SHP: Why do you feel that this was necessary?
DBD: Illustration (and cartooning, its sister field) tends to be hidden in plain sight. We consume it all the time, but often without thinking about it. As a result, published images can have an extremely powerful effect on our understanding of people and places, but in unexamined ways. An obvious example of that would be ethnic caricature: representations of African Americans, or Irish immigrants at the turn of the century, or of the Japanese during World War Two. The general coarsening of our national dialogue provides an example of this phenomenon in terms of language. Because we are more alert to words and diction, we are more likely to notice a change there. Generally speaking, our cultural ecosystem is of great significance, and illustration has played a notable role in shaping it.
SHP: What do you feel we have accomplished so far, and what more is there to do?
DBD: The Rockwell Center has supported scholarships and fellowships through the years, but recently, we have upped the ante by creating the Society of Fellows in an effort to recruit leading scholars to work on illustration projects, to learn more about individual practitioners, and to explore the contours of the field itself through discourse on theoretical and methodological questions. How might the subject be defined?
SHP: What is art history? Is this art history? What is this and what isn’t it?
DBD: Art history is very invested in Art with a capital A. That might seem like the most obvious thing in the world to say, but let me explain what I mean by that. Human beings make lots of stuff: automobiles, sweaters, cheese graters, whatever. All of these things are designed to do things; they are useful. But Art with a capital A is different. Paintings and sculptures, for example, aren’t expected to do anything. You put them on the wall or mount them in a plaza and there they sit. They don’t work; they’re like the aristocrats of human artifacts. This is a product of modern art theory, which is a bit over two hundred years old. (There’s a bunch more to that, but that’s another story.) Art history, which was invented around the same time, accepts this hierarchical system of objects. So paintings are Art, cars and sweaters are not.
For our purposes, this is where it gets interesting. Illustrations have some qualities that are art-like. They’re attractive pictures, just like some paintings are. But in other respects, illustrations are more like cars and sweaters. They do work, by making a story clearer, or by showing the relationship between tadpoles and frogs (for example). And illustrations are always part of something else.
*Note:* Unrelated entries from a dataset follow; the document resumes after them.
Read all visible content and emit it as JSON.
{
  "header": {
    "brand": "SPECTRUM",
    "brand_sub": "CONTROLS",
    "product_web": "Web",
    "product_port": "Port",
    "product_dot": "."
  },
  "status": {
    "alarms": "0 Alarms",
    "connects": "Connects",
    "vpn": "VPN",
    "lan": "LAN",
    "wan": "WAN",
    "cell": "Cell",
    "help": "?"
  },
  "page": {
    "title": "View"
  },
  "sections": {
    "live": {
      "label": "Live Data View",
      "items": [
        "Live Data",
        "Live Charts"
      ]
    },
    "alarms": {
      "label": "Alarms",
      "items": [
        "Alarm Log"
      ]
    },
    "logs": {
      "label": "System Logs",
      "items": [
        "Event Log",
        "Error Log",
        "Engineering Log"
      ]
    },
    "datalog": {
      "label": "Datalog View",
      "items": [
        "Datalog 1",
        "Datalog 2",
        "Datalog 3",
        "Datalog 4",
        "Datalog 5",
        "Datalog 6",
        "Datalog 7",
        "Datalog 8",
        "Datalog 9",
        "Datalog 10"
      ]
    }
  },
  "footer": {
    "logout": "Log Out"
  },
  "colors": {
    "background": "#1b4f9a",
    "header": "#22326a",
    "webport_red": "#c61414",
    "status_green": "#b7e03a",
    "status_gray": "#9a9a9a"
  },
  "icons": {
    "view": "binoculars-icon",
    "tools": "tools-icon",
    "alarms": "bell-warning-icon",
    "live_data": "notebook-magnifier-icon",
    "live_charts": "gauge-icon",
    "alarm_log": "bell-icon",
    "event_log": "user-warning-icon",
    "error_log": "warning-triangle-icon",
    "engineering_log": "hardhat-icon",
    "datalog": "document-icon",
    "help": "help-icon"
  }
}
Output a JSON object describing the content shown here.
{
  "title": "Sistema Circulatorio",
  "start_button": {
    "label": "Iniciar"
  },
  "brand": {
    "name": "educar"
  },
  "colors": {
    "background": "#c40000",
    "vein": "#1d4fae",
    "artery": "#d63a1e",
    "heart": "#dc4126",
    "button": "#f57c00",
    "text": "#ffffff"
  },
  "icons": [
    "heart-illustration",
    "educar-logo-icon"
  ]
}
They are grounded in reading, so you can’t just put them up in isolation. From the perspective of traditional art history, illustrations simply are not art.
Because a) art historians are the academic authorities on studying visual things, and b) illustration doesn’t really interest many art historians, illustration has gone mostly unstudied.
In a nutshell, that’s the problem we are trying to fix. We want to encourage interesting, innovative folks from various disciplines (including art history!) to work with this material in fresh ways. And specifically, we want to foster work on methodological questions: new “hows” of studying illustration.